It's rare for patients to have adverse reactions to other contrast agents, too. Radiologists at several academic hospitals are searching for ways to reduce children's radiation exposure, Daldrup-Link said, adding that she is sharing the new technique with colleagues around the country.
The other barrier to wide adoption of MRI-based tests is lack of a billing code, a hurdle the researchers hope will soon be resolved. But there are no technologic obstacles to use of the new technique.
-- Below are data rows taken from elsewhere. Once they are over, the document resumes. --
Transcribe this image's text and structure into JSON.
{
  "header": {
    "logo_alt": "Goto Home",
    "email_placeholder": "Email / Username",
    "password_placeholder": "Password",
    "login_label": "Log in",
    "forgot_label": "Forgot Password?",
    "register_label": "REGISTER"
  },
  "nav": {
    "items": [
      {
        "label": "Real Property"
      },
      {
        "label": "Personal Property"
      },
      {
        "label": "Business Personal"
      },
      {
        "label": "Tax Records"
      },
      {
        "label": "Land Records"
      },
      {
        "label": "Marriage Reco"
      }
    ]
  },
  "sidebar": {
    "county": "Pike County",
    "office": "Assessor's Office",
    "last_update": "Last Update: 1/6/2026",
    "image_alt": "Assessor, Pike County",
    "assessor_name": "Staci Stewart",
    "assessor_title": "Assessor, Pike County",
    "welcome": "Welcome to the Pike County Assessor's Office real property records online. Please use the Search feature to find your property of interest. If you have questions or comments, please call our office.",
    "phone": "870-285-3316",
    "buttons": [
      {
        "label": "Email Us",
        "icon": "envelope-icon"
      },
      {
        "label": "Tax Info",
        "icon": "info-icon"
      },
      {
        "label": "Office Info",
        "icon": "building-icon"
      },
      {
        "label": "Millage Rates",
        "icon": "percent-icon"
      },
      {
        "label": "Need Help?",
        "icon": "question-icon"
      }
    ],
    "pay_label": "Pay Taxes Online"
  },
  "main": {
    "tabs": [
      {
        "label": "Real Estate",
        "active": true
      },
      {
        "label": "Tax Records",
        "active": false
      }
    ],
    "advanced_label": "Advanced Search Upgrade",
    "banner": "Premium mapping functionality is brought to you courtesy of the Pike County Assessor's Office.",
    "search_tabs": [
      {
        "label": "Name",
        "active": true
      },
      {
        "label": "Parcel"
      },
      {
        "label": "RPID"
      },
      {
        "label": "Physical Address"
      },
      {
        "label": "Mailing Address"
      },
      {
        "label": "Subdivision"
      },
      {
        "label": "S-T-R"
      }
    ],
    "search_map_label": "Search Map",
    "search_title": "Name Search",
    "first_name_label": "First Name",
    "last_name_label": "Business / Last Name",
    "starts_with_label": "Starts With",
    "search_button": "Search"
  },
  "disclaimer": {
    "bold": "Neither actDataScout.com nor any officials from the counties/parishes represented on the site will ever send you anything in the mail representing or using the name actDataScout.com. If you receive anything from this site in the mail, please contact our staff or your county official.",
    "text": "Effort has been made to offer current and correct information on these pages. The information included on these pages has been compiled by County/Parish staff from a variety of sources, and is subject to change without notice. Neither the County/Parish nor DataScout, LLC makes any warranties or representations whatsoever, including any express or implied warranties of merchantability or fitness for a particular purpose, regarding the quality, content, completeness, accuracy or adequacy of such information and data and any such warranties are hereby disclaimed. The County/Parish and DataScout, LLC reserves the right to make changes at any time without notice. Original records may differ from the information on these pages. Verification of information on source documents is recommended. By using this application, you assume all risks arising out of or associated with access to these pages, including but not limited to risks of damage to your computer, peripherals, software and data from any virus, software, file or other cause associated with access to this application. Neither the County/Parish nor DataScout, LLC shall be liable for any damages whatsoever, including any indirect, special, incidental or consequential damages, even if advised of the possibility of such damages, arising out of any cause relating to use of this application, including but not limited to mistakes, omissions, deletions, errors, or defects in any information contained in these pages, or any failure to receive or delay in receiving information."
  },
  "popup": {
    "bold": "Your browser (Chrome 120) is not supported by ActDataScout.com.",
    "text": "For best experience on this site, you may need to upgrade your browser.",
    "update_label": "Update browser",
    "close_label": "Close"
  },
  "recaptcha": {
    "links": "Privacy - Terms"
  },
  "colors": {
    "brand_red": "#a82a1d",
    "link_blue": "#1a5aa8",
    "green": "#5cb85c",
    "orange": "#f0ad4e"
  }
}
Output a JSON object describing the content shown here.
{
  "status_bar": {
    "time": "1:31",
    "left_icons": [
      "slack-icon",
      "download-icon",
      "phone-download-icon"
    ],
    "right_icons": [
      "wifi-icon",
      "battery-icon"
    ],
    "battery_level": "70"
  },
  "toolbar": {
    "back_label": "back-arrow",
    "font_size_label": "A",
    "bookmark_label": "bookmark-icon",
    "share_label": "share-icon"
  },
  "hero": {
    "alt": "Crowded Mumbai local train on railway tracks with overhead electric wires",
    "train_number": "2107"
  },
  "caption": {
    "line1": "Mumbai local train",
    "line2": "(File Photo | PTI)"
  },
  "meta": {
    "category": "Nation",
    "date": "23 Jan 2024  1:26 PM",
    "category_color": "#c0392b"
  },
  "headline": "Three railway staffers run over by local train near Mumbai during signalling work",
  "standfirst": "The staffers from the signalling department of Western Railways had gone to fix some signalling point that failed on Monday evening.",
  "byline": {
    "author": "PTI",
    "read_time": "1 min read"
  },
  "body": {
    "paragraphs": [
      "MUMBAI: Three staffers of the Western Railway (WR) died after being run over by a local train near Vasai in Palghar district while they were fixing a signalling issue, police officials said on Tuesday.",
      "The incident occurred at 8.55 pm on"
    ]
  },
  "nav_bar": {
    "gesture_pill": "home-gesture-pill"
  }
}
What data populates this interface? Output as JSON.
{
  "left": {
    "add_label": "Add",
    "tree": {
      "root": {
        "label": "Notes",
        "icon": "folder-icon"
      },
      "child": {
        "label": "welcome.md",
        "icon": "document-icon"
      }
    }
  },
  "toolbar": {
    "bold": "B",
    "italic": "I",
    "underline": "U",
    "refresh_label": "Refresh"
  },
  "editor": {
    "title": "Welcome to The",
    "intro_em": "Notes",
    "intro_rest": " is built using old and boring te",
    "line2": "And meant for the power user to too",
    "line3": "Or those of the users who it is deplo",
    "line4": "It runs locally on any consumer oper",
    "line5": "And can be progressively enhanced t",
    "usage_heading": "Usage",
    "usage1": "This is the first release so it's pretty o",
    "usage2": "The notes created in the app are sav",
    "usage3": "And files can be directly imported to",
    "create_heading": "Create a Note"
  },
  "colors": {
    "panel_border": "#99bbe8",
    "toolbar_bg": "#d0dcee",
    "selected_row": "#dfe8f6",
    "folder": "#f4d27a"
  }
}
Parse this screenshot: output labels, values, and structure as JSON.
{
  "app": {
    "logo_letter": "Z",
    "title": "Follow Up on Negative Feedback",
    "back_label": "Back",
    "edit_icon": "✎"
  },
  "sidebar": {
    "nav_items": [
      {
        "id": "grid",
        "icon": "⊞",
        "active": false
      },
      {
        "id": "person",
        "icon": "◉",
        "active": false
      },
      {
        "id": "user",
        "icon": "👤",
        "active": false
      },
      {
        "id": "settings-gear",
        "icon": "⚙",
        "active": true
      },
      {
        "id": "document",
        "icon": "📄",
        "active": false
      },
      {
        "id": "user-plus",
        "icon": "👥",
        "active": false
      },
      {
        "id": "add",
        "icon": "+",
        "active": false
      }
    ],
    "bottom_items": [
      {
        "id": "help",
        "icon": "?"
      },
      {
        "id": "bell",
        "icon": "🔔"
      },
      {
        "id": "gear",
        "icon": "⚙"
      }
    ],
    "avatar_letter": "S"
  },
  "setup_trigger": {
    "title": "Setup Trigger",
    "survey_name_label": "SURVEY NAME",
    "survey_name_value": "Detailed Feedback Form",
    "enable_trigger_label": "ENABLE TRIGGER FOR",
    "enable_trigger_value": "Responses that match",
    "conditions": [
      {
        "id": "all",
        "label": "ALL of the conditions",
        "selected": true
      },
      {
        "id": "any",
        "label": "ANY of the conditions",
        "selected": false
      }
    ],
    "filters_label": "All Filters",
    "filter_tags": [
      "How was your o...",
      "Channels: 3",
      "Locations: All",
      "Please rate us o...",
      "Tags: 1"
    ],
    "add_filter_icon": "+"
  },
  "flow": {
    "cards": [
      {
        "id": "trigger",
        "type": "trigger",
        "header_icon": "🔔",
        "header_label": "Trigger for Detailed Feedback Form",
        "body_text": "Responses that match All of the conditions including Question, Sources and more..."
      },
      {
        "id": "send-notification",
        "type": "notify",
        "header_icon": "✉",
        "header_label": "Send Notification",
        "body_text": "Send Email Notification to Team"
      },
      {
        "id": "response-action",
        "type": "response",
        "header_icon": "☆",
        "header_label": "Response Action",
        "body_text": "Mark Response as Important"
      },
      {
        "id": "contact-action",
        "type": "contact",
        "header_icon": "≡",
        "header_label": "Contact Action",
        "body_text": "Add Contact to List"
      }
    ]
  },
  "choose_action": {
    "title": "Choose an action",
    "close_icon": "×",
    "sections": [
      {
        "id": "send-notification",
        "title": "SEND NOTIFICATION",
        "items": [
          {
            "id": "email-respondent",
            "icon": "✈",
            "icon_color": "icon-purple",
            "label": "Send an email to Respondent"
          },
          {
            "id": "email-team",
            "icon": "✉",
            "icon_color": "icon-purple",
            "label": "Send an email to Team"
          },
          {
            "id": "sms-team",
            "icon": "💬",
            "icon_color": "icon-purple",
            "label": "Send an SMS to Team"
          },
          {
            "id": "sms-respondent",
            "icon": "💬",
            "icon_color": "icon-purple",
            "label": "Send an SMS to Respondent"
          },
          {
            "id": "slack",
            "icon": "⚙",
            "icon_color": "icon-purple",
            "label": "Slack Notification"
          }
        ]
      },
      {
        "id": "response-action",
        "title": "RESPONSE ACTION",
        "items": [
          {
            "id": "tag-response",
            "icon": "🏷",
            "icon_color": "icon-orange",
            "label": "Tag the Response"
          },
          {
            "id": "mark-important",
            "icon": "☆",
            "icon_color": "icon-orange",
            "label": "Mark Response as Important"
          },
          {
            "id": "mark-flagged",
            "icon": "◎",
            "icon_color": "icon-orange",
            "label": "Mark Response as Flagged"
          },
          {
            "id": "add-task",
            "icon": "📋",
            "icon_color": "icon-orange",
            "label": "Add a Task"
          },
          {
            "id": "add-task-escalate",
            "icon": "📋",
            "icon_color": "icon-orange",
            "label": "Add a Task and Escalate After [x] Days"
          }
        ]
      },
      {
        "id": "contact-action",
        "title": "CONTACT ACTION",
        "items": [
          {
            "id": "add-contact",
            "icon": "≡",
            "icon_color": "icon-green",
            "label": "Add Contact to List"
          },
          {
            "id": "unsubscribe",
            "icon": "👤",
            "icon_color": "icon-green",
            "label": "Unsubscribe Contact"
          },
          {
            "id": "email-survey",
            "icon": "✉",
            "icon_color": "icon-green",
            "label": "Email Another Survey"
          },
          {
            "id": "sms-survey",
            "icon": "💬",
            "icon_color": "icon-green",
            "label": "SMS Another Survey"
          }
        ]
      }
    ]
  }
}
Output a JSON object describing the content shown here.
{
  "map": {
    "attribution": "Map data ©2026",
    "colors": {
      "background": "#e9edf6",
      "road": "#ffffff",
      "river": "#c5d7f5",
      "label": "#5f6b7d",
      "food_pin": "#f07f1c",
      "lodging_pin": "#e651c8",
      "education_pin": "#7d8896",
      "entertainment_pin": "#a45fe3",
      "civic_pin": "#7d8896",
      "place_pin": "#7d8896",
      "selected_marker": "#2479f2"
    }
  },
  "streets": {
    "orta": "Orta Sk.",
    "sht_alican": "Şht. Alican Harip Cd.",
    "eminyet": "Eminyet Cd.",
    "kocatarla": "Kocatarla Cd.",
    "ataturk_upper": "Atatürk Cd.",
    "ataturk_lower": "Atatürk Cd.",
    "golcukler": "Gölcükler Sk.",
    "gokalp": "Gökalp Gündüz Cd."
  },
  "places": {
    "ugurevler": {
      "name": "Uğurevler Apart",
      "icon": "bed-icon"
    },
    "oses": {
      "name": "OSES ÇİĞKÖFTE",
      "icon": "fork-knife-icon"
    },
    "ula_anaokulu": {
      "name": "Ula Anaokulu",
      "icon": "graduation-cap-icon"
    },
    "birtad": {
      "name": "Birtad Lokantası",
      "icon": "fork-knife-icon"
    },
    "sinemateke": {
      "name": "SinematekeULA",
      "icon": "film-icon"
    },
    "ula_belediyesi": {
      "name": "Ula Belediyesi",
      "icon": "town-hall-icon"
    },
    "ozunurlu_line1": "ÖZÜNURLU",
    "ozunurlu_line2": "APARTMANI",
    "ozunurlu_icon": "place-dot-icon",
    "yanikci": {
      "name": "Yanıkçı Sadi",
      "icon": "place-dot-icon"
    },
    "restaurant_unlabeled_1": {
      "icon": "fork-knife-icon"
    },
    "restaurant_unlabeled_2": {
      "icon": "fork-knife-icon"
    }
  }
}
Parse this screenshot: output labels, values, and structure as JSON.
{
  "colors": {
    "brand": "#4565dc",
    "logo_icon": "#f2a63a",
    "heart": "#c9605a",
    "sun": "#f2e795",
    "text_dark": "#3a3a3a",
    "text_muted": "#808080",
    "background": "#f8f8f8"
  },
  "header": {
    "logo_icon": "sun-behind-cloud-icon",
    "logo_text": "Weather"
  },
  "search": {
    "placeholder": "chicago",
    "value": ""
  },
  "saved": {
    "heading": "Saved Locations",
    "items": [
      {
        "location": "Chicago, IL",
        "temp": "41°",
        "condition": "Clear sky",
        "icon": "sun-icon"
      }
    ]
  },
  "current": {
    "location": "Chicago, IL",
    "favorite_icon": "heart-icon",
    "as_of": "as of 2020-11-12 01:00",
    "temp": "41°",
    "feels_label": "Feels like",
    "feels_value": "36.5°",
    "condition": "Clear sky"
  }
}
Future research will aim to validate the MRI-based method in larger, more diverse groups of cancer patients, as well as examine its possible use for monitoring tumors over the course of cancer treatment. The MRI-based method also holds promise for scanning patients after their treatment is complete, when the ability to monitor them without radiation would be especially valuable.
Original written by Lancet lancet oncology Digitale. Note: Content may be edited for style and length.